Prospective home buyers who want to make sure their credit scores are aligned with low interest rates should consider these general credit guidelines. Credit scores range from 300 to 900. A score of 740 is the U.S. average, but a score of 850 is rare and exceptional. Lenders consider a 720 or above an excellent score, while scores of 660 to 719 are good credit scores. A fair score ranges between 620 and 659 while any score of 619 or less is considered poor credit. As a basic rule, prospective buyers can assume in a scenario where all factors are equal, with every 40-point reduction in credit score the interest rate offered by the lender could rise 0.25 percent. For instance, if a borrower with a credit score of 740 is offered an interest rate of 3.5 percent, then the same borrower with identical circumstances except a credit score of 700 can assume his interest rate might be 3.75 percent. Over a 30-year term, and dependent upon the loan amount, the borrower with lower credit might pay thousands of dollars more than the borrower with excellent credit.
How to Improve Your Credit
One strategy for prospective home buyers to ensure they have good credit is to monitor their credit reports. Consumers have the right to access a free copy of their credit reports once per year without it penalizing their scores. AnnualCreditReport.com offers reports for the three major credit-reporting agencies: Equifax, TransUnion and Experian. Consumers should review their reports each year monitoring for inaccuracies, errors in Social Security numbers, account details, the spelling of names or even cases of identity theft. All of these mistakes can negatively affect credit scores, interest rates and mortgages.
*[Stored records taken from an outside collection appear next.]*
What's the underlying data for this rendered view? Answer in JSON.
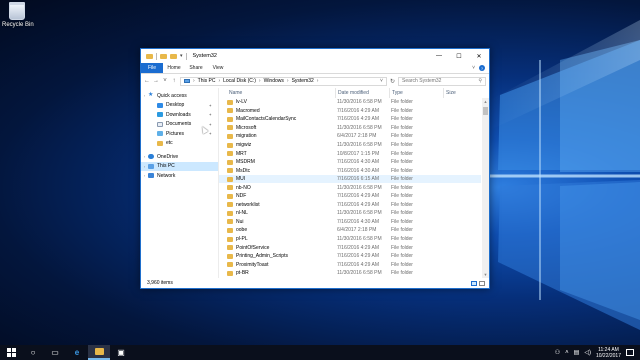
{
  "desktop": {
    "recycle_bin_label": "Recycle Bin"
  },
  "window": {
    "title": "System32",
    "controls": {
      "minimize": "—",
      "maximize": "☐",
      "close": "✕"
    },
    "ribbon": {
      "file": "File",
      "tabs": [
        "Home",
        "Share",
        "View"
      ]
    },
    "address": {
      "crumbs": [
        "This PC",
        "Local Disk (C:)",
        "Windows",
        "System32"
      ]
    },
    "search": {
      "placeholder": "Search System32"
    },
    "nav": [
      {
        "label": "Quick access",
        "icon": "star-icon",
        "indent": 0
      },
      {
        "label": "Desktop",
        "icon": "desktop-icon",
        "indent": 1,
        "pinned": true
      },
      {
        "label": "Downloads",
        "icon": "downloads-icon",
        "indent": 1,
        "pinned": true
      },
      {
        "label": "Documents",
        "icon": "documents-icon",
        "indent": 1,
        "pinned": true
      },
      {
        "label": "Pictures",
        "icon": "pictures-icon",
        "indent": 1,
        "pinned": true
      },
      {
        "label": "etc",
        "icon": "folder-icon",
        "indent": 1,
        "pinned": false
      },
      {
        "label": "OneDrive",
        "icon": "onedrive-icon",
        "indent": 0
      },
      {
        "label": "This PC",
        "icon": "this-pc-icon",
        "indent": 0,
        "selected": true
      },
      {
        "label": "Network",
        "icon": "network-icon",
        "indent": 0
      }
    ],
    "columns": {
      "name": "Name",
      "date": "Date modified",
      "type": "Type",
      "size": "Size"
    },
    "files": [
      {
        "name": "lv-LV",
        "date": "11/30/2016 6:58 PM",
        "type": "File folder"
      },
      {
        "name": "Macromed",
        "date": "7/16/2016 4:29 AM",
        "type": "File folder"
      },
      {
        "name": "MailContactsCalendarSync",
        "date": "7/16/2016 4:29 AM",
        "type": "File folder"
      },
      {
        "name": "Microsoft",
        "date": "11/30/2016 6:58 PM",
        "type": "File folder"
      },
      {
        "name": "migration",
        "date": "6/4/2017 2:18 PM",
        "type": "File folder"
      },
      {
        "name": "migwiz",
        "date": "11/30/2016 6:58 PM",
        "type": "File folder"
      },
      {
        "name": "MRT",
        "date": "10/8/2017 1:15 PM",
        "type": "File folder"
      },
      {
        "name": "MSDRM",
        "date": "7/16/2016 4:30 AM",
        "type": "File folder"
      },
      {
        "name": "MsDtc",
        "date": "7/16/2016 4:30 AM",
        "type": "File folder"
      },
      {
        "name": "MUI",
        "date": "7/16/2016 6:15 AM",
        "type": "File folder",
        "hover": true
      },
      {
        "name": "nb-NO",
        "date": "11/30/2016 6:58 PM",
        "type": "File folder"
      },
      {
        "name": "NDF",
        "date": "7/16/2016 4:29 AM",
        "type": "File folder"
      },
      {
        "name": "networklist",
        "date": "7/16/2016 4:29 AM",
        "type": "File folder"
      },
      {
        "name": "nl-NL",
        "date": "11/30/2016 6:58 PM",
        "type": "File folder"
      },
      {
        "name": "Nui",
        "date": "7/16/2016 4:30 AM",
        "type": "File folder"
      },
      {
        "name": "oobe",
        "date": "6/4/2017 2:18 PM",
        "type": "File folder"
      },
      {
        "name": "pl-PL",
        "date": "11/30/2016 6:58 PM",
        "type": "File folder"
      },
      {
        "name": "PointOfService",
        "date": "7/16/2016 4:29 AM",
        "type": "File folder"
      },
      {
        "name": "Printing_Admin_Scripts",
        "date": "7/16/2016 4:29 AM",
        "type": "File folder"
      },
      {
        "name": "ProximityToast",
        "date": "7/16/2016 4:29 AM",
        "type": "File folder"
      },
      {
        "name": "pt-BR",
        "date": "11/30/2016 6:58 PM",
        "type": "File folder"
      },
      {
        "name": "pt-PT",
        "date": "11/30/2016 6:58 PM",
        "type": "File folder"
      }
    ],
    "status": {
      "item_count": "3,960 items"
    }
  },
  "taskbar": {
    "time": "11:24 AM",
    "date": "10/22/2017"
  },
  "colors": {
    "accent": "#1a6cd0",
    "folder": "#e8b84a",
    "taskbar": "#0a0f1c"
  }
}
Prospective home buyers should be extra responsible with their finances to protect their credit scores prior to purchase. One common sense option is to only spend on credit cards what can be paid back each month. It’s important to pay at least the minimum balance on time, but paying extra reduces debt faster and reflects positively on a credit report. Be sure to only use a small percentage of the available credit on an account at any time. It’s better to have a few accounts with low balances than one account where the majority of the balance is used. Conversely, it’s damaging to have numerous lines of credit or multiple inquires for new credit around the time when home buyers are seeking loans.
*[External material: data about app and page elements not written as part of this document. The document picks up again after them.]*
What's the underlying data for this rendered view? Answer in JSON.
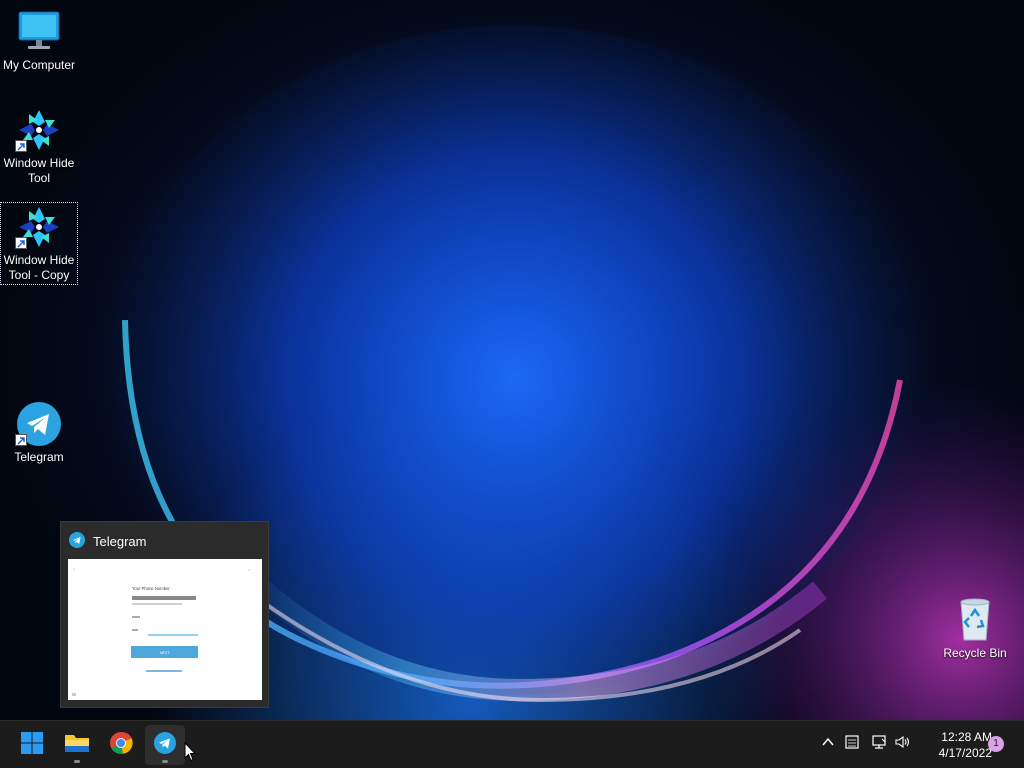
{
  "desktop": {
    "icons": [
      {
        "label": "My Computer"
      },
      {
        "label": "Window Hide Tool"
      },
      {
        "label": "Window Hide Tool - Copy"
      },
      {
        "label": "Telegram"
      },
      {
        "label": "Recycle Bin"
      }
    ]
  },
  "preview": {
    "title": "Telegram",
    "thumb": {
      "heading": "Your Phone Number",
      "button_label": "NEXT"
    }
  },
  "taskbar": {
    "apps": [
      "start-icon",
      "file-explorer-icon",
      "chrome-icon",
      "telegram-icon"
    ]
  },
  "tray": {
    "time": "12:28 AM",
    "date": "4/17/2022",
    "notifications": "1"
  },
  "colors": {
    "taskbar_bg": "#1c1c1c",
    "telegram_blue": "#2aa3e0",
    "accent_blue": "#0a6cd6"
  }
}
In conclusion, whether consumers are buying homes for the first time or refinancing, a higher credit score ensures a lower interest rate. Although unexpected collections notices may seem like irrelevant scams, it’s vital that future borrowers resolve mistakes and balances on their credit reports prior to seeking a loan if they want better mortgage options.
Tali Wee lives in Seattle where she handles community outreach for Zillow. She is captivated by, and appreciates everything real estate-related. Tali is also a new homeowner and enjoys spending time on projects around the house.